Exercise:
Search the material for lines containing the word "meta", and copy each one.

Provided data:
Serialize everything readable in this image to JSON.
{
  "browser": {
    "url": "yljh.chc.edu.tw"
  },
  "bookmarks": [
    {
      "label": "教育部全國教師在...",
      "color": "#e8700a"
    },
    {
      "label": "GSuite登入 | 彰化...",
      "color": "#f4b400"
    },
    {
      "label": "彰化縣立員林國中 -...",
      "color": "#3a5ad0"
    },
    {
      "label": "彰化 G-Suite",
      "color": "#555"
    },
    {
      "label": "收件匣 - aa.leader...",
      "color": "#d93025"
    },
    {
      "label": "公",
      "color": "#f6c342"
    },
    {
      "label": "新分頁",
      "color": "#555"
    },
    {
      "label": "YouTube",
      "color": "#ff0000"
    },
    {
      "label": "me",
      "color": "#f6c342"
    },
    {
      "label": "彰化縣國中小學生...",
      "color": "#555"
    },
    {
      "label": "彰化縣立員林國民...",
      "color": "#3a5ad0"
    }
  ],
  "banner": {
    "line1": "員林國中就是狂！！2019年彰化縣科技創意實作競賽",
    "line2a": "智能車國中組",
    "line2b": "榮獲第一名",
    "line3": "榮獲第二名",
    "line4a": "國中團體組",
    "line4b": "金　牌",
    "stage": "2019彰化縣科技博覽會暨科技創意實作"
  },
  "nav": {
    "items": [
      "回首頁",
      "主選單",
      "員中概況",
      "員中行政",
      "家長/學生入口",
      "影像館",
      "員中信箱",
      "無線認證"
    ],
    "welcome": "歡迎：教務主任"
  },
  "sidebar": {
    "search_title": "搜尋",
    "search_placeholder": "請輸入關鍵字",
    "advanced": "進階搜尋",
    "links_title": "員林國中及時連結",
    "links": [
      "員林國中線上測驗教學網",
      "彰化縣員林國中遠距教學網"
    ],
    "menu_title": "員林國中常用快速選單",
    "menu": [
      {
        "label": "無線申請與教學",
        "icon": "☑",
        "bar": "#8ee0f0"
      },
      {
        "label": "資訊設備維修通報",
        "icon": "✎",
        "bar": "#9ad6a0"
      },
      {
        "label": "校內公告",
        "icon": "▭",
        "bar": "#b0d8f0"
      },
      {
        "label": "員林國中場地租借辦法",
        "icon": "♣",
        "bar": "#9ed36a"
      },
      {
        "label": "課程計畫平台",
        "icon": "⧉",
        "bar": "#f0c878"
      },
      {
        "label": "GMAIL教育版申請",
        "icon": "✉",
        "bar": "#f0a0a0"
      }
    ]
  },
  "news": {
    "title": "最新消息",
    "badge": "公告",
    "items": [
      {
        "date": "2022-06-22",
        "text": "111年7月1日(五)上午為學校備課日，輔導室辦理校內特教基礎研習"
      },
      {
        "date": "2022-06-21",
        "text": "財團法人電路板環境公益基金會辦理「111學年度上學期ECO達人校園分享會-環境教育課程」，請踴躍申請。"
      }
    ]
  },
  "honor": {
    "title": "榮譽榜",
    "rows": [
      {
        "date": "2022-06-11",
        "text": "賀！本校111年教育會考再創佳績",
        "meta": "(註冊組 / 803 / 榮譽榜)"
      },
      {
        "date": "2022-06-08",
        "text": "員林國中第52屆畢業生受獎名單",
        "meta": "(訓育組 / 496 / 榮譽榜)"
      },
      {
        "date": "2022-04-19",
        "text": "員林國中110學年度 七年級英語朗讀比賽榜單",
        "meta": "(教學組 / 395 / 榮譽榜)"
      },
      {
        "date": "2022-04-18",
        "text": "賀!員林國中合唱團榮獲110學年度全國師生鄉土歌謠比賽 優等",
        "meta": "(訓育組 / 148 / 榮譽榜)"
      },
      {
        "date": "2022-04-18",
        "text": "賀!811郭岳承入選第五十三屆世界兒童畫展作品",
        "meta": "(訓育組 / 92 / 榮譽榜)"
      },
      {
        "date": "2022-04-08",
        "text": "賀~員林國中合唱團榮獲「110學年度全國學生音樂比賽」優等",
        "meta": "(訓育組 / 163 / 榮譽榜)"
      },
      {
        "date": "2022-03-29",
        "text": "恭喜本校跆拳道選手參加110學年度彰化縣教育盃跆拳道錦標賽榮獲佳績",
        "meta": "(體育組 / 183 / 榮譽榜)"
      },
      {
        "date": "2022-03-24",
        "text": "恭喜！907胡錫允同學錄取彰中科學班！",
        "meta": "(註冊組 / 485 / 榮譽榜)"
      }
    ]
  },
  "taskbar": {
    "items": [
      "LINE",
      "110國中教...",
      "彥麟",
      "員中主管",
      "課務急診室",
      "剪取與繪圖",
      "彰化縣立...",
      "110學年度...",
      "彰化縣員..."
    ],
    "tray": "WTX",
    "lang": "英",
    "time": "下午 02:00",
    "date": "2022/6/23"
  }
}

Answer to the problem:
        "meta": "(註冊組 / 803 / 榮譽榜)"
        "meta": "(訓育組 / 496 / 榮譽榜)"
        "meta": "(教學組 / 395 / 榮譽榜)"
        "meta": "(訓育組 / 148 / 榮譽榜)"
        "meta": "(訓育組 / 92 / 榮譽榜)"
        "meta": "(訓育組 / 163 / 榮譽榜)"
        "meta": "(體育組 / 183 / 榮譽榜)"
        "meta": "(註冊組 / 485 / 榮譽榜)"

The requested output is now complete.